Poor sleep quality is associated with obesity. A possible mechanism is the impact sleep quality has on eating behaviors.In adults, poor sleep quality is associated with eating in response to external cues; however, less is known about the relationship in youth. The objective of the study was to assess the strength of association between sleep quality and eating behaviors, accountingfor adiposity, in pediatric participants.
Caregiver-reported measures of pediatric sleep quality (measured by the Pediatric Quality of Life (PedsQL) Fatigue Scale) and eating behaviors (measured by the Child Eating Behavior Questionnaire (CEBQ)) were obtained on participants (8-17 years).Percent body fat (%BF) was measured by iDXA. Generalized linear regression was performed to evaluate the associations between sleep QL and eating behaviors adjusting for age, sex, race, ethnicity, and %BF.
Of the 353 participants (49% female), 39% had normal weight, 6% overweight, 21% Class I Obesity, 20% Class II Obesity, and 14% Class III Obesity. Poorer sleep QL was associated with higher food responsiveness (β -0.017; p<0.001), higher emotional overeating (β -0.023; p<0.001), higher enjoyment of food (β -0.005; p=0.037), and higher desire to drink (β -0.012; p<0.001). When adjusting for %BF, emotional overeating (β -0.02; p=0.016) and desire to drink (β -0.032; p=0.001) remained associated with poorer sleep QL.

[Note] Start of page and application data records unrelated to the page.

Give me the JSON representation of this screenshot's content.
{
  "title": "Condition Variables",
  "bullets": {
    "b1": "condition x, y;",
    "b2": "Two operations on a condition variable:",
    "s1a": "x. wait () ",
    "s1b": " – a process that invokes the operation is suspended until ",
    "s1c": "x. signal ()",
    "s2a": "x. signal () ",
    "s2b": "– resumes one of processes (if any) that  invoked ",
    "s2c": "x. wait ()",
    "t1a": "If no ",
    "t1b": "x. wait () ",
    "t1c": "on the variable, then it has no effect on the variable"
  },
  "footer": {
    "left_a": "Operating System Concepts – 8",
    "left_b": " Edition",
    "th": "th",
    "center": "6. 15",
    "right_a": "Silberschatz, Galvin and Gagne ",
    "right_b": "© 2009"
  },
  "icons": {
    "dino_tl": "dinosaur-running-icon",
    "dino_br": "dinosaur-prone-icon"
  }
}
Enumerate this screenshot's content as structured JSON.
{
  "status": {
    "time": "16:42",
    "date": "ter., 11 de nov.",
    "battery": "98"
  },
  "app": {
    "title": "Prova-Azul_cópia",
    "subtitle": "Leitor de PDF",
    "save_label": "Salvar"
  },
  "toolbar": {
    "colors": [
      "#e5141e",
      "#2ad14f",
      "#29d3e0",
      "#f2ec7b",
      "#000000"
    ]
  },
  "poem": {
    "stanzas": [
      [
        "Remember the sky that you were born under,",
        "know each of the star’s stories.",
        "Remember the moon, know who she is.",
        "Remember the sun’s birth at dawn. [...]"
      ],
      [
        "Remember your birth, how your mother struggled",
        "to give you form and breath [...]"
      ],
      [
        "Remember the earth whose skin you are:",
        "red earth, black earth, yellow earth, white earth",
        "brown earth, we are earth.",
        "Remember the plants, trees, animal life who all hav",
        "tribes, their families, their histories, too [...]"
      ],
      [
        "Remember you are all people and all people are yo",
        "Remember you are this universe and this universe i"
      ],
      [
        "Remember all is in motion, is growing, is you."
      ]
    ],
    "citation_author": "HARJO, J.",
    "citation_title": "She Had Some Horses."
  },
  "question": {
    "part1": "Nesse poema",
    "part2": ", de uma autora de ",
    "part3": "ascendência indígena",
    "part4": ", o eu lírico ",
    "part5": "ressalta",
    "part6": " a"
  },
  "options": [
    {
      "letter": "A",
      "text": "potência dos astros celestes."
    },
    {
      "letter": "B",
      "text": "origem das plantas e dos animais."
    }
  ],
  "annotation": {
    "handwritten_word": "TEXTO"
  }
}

Poor sleep QL was associated with food approach behaviors (food responsiveness, emotional overeating, enjoyment of food, and desire to drink) in youths across BMI classifications. Only emotional overeating and desire to drink were associated with poorer sleep QL after accountingfor %BF.This suggests that adiposity influences the relationship of sleep QL with food responsiveness and enjoyment of food. The relationship between sleep QL and eating behaviors in youth warrants further investigation, particularly as it relates to weight management practices.